We’re building a new UNICEF.org.
As we swap out old for new, pages will be in transition. Thanks for your patience – please keep coming back to see the improvements.

Press centre

Press release

Africa stakes the end of polio on mass immunization drive, but conflict halts campaign In Cote d’Ivoire

Second round of house-to-house immunization campaigns prioritizes previously un-reached children, but funding shortfall and civil unrest threaten final outcome

DAKAR/HARARE, 18 November 2004 - At a crucial stage of the global polio eradication effort, the second round in a series of massive cross-border polio immunizations starts this week in 24 African countries. The house-to-house campaigns follow a successful first round held last month.

Vaccinators plan to reach every child under five years old - even more than the 80 million immunized during the last round - and to focus on children in remote, hard-to-reach or minority communities. In the first leg of the drive, from 8-12 October, vaccinators were able to reach approximately 90 per cent of children under five in many participating countries. Vitamin A, which can reduce child mortality by over 20 per cent and prevent blindness, will also be administered with the polio vaccine in several countries.

The coordinated regional drive faces an immediate threat from conflicts in west and central Africa and a critical funding shortfall for essential activities early next year.

Concern is paramount for children in Cote d’Ivoire, where conflict has forced a postponement of the immunization drive. Polio recently re-established its grip on the country, following the importation of a virus in January 2004 originating in Nigeria.  Since then, wild poliovirus been confirmed as the cause of paralysis in 15 Ivorian children. With the health system battered by political instability and routine immunization averaging at only 45 per cent, thousands more are at risk. 

The upsurge in violence in the country and the resultant increase in cross border movements as the population seeks safe havens could carry the virus into countries neighbouring Cote D’Ivoire.

Nations bordering all conflict-affected countries are being urged to strengthen polio surveillance and make special plans to immunize children who are difficult to reach, along borders or wherever there is high population movement.  Meanwhile humanitarian agencies and local communities in Cote d’Ivoire are doing what they can to protect vaccine stockpiles until the campaigns can be re-started.  When parts of the country lost electricity during recent violence, communities worked together to keep generators running and send tanks of fuel to remote villages to keep storage facilities cold, thus saving thousands of doses of vaccine.

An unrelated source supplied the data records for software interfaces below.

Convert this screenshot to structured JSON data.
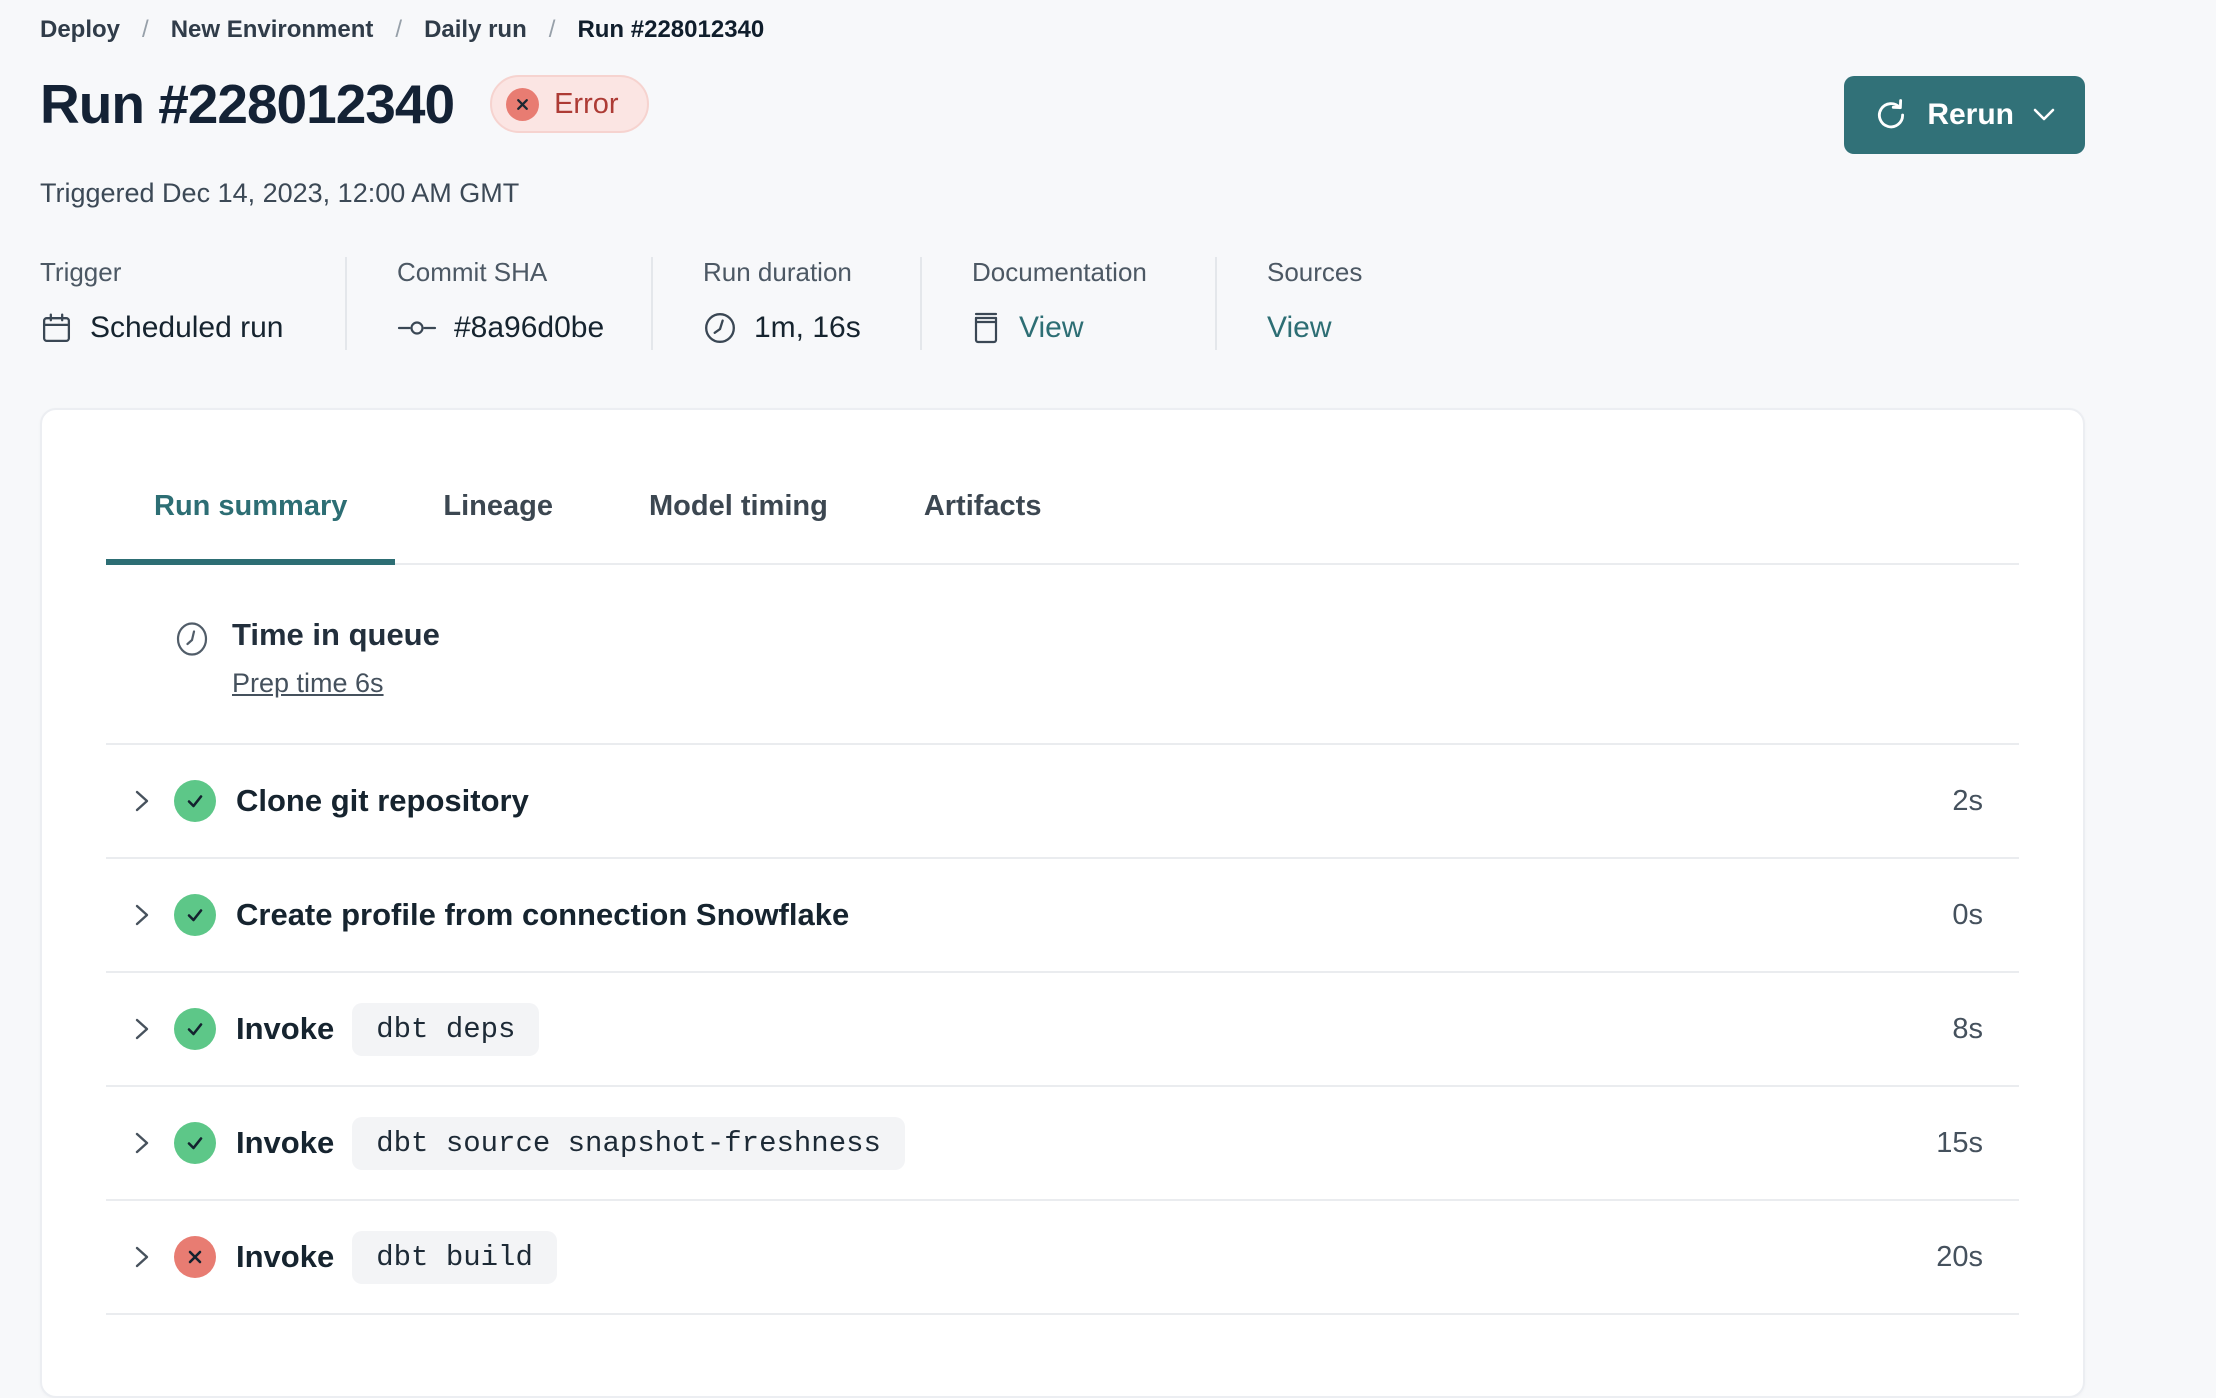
{
  "breadcrumb": {
    "separator": "/",
    "items": [
      {
        "label": "Deploy"
      },
      {
        "label": "New Environment"
      },
      {
        "label": "Daily run"
      },
      {
        "label": "Run #228012340",
        "current": true
      }
    ]
  },
  "header": {
    "title": "Run #228012340",
    "status": {
      "label": "Error",
      "icon": "x-circle-icon"
    },
    "triggered": "Triggered Dec 14, 2023, 12:00 AM GMT",
    "rerun": {
      "label": "Rerun",
      "icon": "refresh-icon",
      "chevron": "chevron-down-icon"
    }
  },
  "meta": {
    "columns": [
      {
        "label": "Trigger",
        "value": "Scheduled run",
        "icon": "calendar-icon"
      },
      {
        "label": "Commit SHA",
        "value": "#8a96d0be",
        "icon": "commit-icon"
      },
      {
        "label": "Run duration",
        "value": "1m, 16s",
        "icon": "clock-icon"
      },
      {
        "label": "Documentation",
        "value": "View",
        "icon": "book-icon",
        "link": true
      },
      {
        "label": "Sources",
        "value": "View",
        "icon": null,
        "link": true
      }
    ]
  },
  "tabs": {
    "items": [
      {
        "label": "Run summary",
        "active": true
      },
      {
        "label": "Lineage",
        "active": false
      },
      {
        "label": "Model timing",
        "active": false
      },
      {
        "label": "Artifacts",
        "active": false
      }
    ]
  },
  "run_summary": {
    "queue": {
      "title": "Time in queue",
      "link_label": "Prep time 6s",
      "icon": "clock-icon"
    },
    "steps": [
      {
        "name": "Clone git repository",
        "status": "success",
        "duration": "2s"
      },
      {
        "name": "Create profile from connection Snowflake",
        "status": "success",
        "duration": "0s"
      },
      {
        "name": "Invoke",
        "command": "dbt deps",
        "status": "success",
        "duration": "8s"
      },
      {
        "name": "Invoke",
        "command": "dbt source snapshot-freshness",
        "status": "success",
        "duration": "15s"
      },
      {
        "name": "Invoke",
        "command": "dbt build",
        "status": "error",
        "duration": "20s"
      }
    ]
  },
  "colors": {
    "teal": "#2d6e74",
    "button_teal": "#317178",
    "success_green": "#5dc788",
    "error_red": "#e87c72",
    "error_badge_bg": "#fbe5e3",
    "error_badge_border": "#f6d3cf",
    "error_badge_text": "#ad3b35",
    "navy": "#16242f",
    "gray_label": "#4c5864",
    "divider": "#eaecef",
    "code_bg": "#f3f4f6",
    "page_bg": "#f7f8fa"
  }
}
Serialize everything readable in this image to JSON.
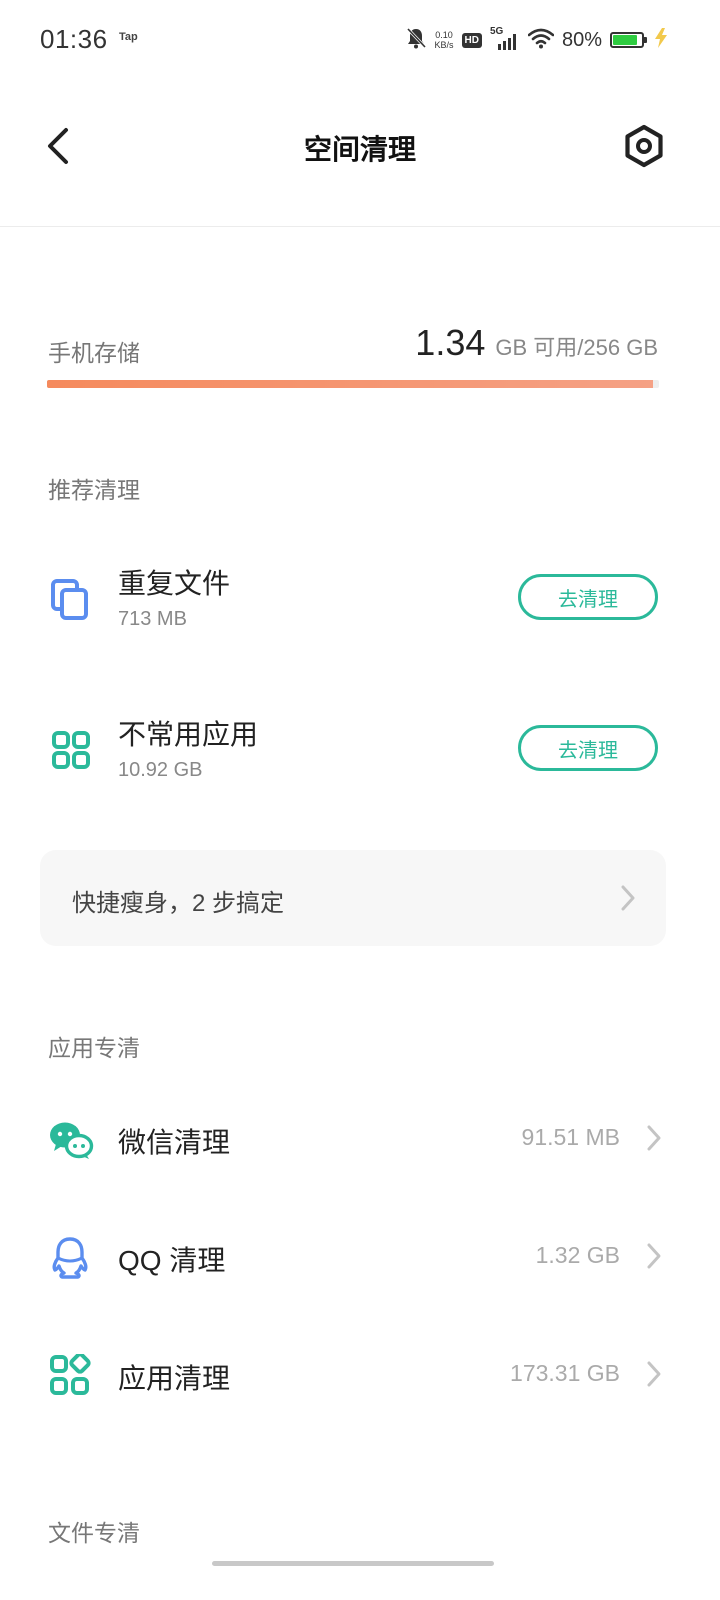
{
  "status_bar": {
    "time": "01:36",
    "tap_label": "Tap",
    "net_speed_value": "0.10",
    "net_speed_unit": "KB/s",
    "hd_label": "HD",
    "network_label": "5G",
    "battery_percent": "80%",
    "battery_level": 0.8,
    "battery_color": "#2ecc40",
    "icons": [
      "mute-bell-icon",
      "signal-icon",
      "wifi-icon",
      "battery-icon",
      "charging-bolt-icon"
    ]
  },
  "header": {
    "title": "空间清理",
    "back_icon": "back-arrow-icon",
    "settings_icon": "settings-icon"
  },
  "storage": {
    "label": "手机存储",
    "available": "1.34",
    "total_text": "GB 可用/256 GB",
    "used_fraction": 0.99,
    "bar_color": "#f58a5d"
  },
  "recommend": {
    "title": "推荐清理",
    "items": [
      {
        "name": "重复文件",
        "size": "713 MB",
        "button": "去清理",
        "icon": "duplicate-files-icon"
      },
      {
        "name": "不常用应用",
        "size": "10.92 GB",
        "button": "去清理",
        "icon": "apps-grid-icon"
      }
    ]
  },
  "quick_slim": {
    "label": "快捷瘦身，2 步搞定"
  },
  "app_clean": {
    "title": "应用专清",
    "items": [
      {
        "name": "微信清理",
        "size": "91.51 MB",
        "icon": "wechat-icon"
      },
      {
        "name": "QQ 清理",
        "size": "1.32 GB",
        "icon": "qq-icon"
      },
      {
        "name": "应用清理",
        "size": "173.31 GB",
        "icon": "apps-icon"
      }
    ]
  },
  "file_clean": {
    "title": "文件专清"
  },
  "colors": {
    "accent": "#2bb99a",
    "icon_blue": "#5b8def",
    "icon_teal": "#2bb99a"
  }
}
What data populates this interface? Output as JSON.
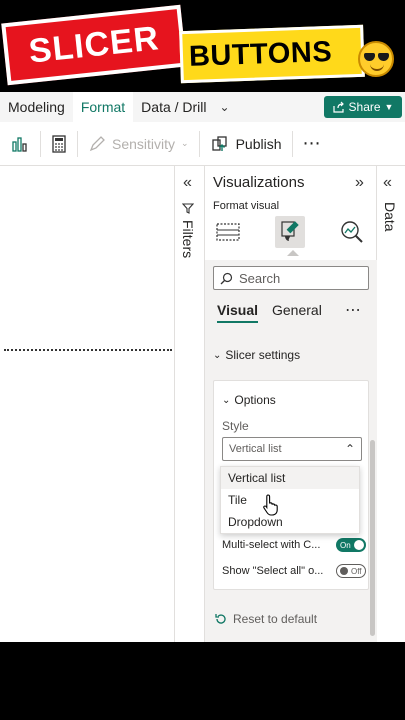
{
  "banner": {
    "left": "SLICER",
    "right": "BUTTONS"
  },
  "ribbon": {
    "tabs": [
      "Modeling",
      "Format",
      "Data / Drill"
    ],
    "active_tab": "Format",
    "share_label": "Share",
    "tools": {
      "sensitivity": "Sensitivity",
      "publish": "Publish"
    }
  },
  "filters_label": "Filters",
  "data_label": "Data",
  "visualizations": {
    "title": "Visualizations",
    "format_visual": "Format visual",
    "search_placeholder": "Search",
    "tabs": {
      "visual": "Visual",
      "general": "General"
    },
    "slicer_settings": "Slicer settings",
    "options": {
      "title": "Options",
      "style_label": "Style",
      "style_value": "Vertical list",
      "style_options": [
        "Vertical list",
        "Tile",
        "Dropdown"
      ],
      "multi_select_label": "Multi-select with C...",
      "multi_select_state": "On",
      "select_all_label": "Show \"Select all\" o...",
      "select_all_state": "Off"
    },
    "reset_label": "Reset to default"
  },
  "colors": {
    "accent": "#117865",
    "banner_red": "#e6141e",
    "banner_yellow": "#ffd91a"
  }
}
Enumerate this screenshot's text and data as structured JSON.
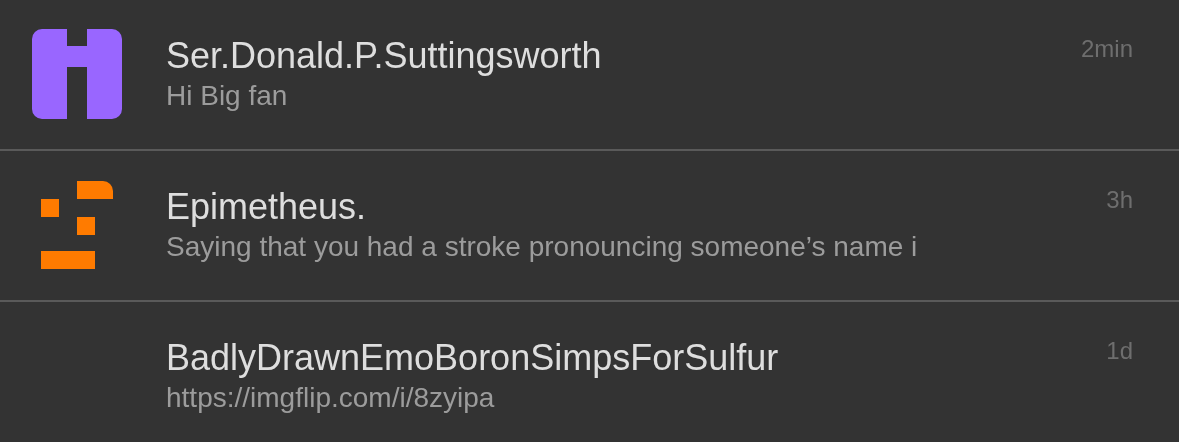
{
  "messages": [
    {
      "kind": "h-logo",
      "name": "Ser.Donald.P.Suttingsworth",
      "preview": "Hi Big fan",
      "time": "2min"
    },
    {
      "kind": "blocks-logo",
      "name": "Epimetheus.",
      "preview": "Saying that you had a stroke pronouncing someone’s name i",
      "time": "3h"
    },
    {
      "kind": "plain",
      "name": "BadlyDrawnEmoBoronSimpsForSulfur",
      "preview": "https://imgflip.com/i/8zyipa",
      "time": "1d"
    }
  ]
}
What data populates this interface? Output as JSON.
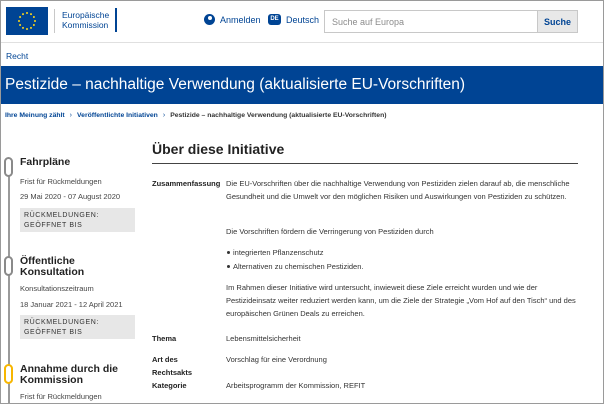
{
  "header": {
    "logo_line1": "Europäische",
    "logo_line2": "Kommission",
    "login_label": "Anmelden",
    "lang_code": "DE",
    "lang_label": "Deutsch",
    "search_placeholder": "Suche auf Europa",
    "search_button": "Suche"
  },
  "site_section": "Recht",
  "page_title": "Pestizide – nachhaltige Verwendung (aktualisierte EU-Vorschriften)",
  "breadcrumb": [
    "Ihre Meinung zählt",
    "Veröffentlichte Initiativen",
    "Pestizide – nachhaltige Verwendung (aktualisierte EU-Vorschriften)"
  ],
  "timeline": [
    {
      "title": "Fahrpläne",
      "sub": "Frist für Rückmeldungen",
      "date": "29 Mai 2020 - 07 August 2020",
      "status_line1": "RÜCKMELDUNGEN:",
      "status_line2": "GEÖFFNET BIS"
    },
    {
      "title_line1": "Öffentliche",
      "title_line2": "Konsultation",
      "sub": "Konsultationszeitraum",
      "date": "18 Januar 2021 - 12 April 2021",
      "status_line1": "RÜCKMELDUNGEN:",
      "status_line2": "GEÖFFNET BIS"
    },
    {
      "title_line1": "Annahme durch die",
      "title_line2": "Kommission",
      "sub": "Frist für Rückmeldungen"
    }
  ],
  "main": {
    "section_title": "Über diese Initiative",
    "summary_label": "Zusammenfassung",
    "summary_p1": "Die EU-Vorschriften über die nachhaltige Verwendung von Pestiziden zielen darauf ab, die menschliche Gesundheit und die Umwelt vor den möglichen Risiken und Auswirkungen von Pestiziden zu schützen.",
    "summary_p2": "Die Vorschriften fördern die Verringerung von Pestiziden durch",
    "bullets": [
      "integrierten Pflanzenschutz",
      "Alternativen zu chemischen Pestiziden."
    ],
    "summary_p3": "Im Rahmen dieser Initiative wird untersucht, inwieweit diese Ziele erreicht wurden und wie der Pestizideinsatz weiter reduziert werden kann, um die Ziele der Strategie „Vom Hof auf den Tisch“ und des europäischen Grünen Deals zu erreichen.",
    "thema_label": "Thema",
    "thema_value": "Lebensmittelsicherheit",
    "art_label_line1": "Art des",
    "art_label_line2": "Rechtsakts",
    "art_value": "Vorschlag für eine Verordnung",
    "kategorie_label": "Kategorie",
    "kategorie_value": "Arbeitsprogramm der Kommission, REFIT"
  },
  "colors": {
    "brand_blue": "#004494",
    "accent_yellow": "#f7b600"
  }
}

Although it is premature to calculate the impact of the October rounds, positive signs include  a decrease in the number of cases reported per week. Despite being in the high season for polio infection, Burkina Faso has had no cases since April; Benin has had none since June. Increases are notable in the Central African Republic, Sudan, Côte d'Ivoire and Chad.

The continuing reach of the immunization drives is being curtailed by a funding shortfall of US$200 million dollars for the coming year – of which $35 million is needed urgently in order to carry out low-season campaigns in the early part of 2005.

Despite the situation in Cote d’Ivoire, African governments are hopeful that these immunization drives – the largest ever internationally co-ordinated activity in peacetime - will bring polio back under control in the region. Since Africa now has 86 per cent of all the world’s polio cases, stopping polio here is key to the global eradication effort. Traditional and community leaders have contributed to the success in curbing the recent outbreak.

The immunization efforts are supported by the Global Polio Eradication Initiative:  the World Health Organisation, Rotary International, the U.S. Centers For Disease Control & Prevention and UNICEF. 

For further information, please contact:
Elies Miller, UNICEF West & Central Africa Region: +221-869-5876; ecmiller@unicef.org
Grace Kagondu WHO, Africa: +47-241-38146; kagondu@afro.who.int

Vivian Fiore, Rotary International: +1 847 866 3234; fiorev@rotaryintl.org
Steven Stewart, US CDC: +1 404 639 8327; znc4@cdc.gov
Sona Bari, WHO Geneva: +41 22 791 1476; baris@who.int
Claire Hajaj, UNICEF New York: +1-212-326-7566; chajaj@unicef.org
For further information on the Global Polio Eradication Initiative, please see www.polioeradication.org





Eradicating polio
New enhanced search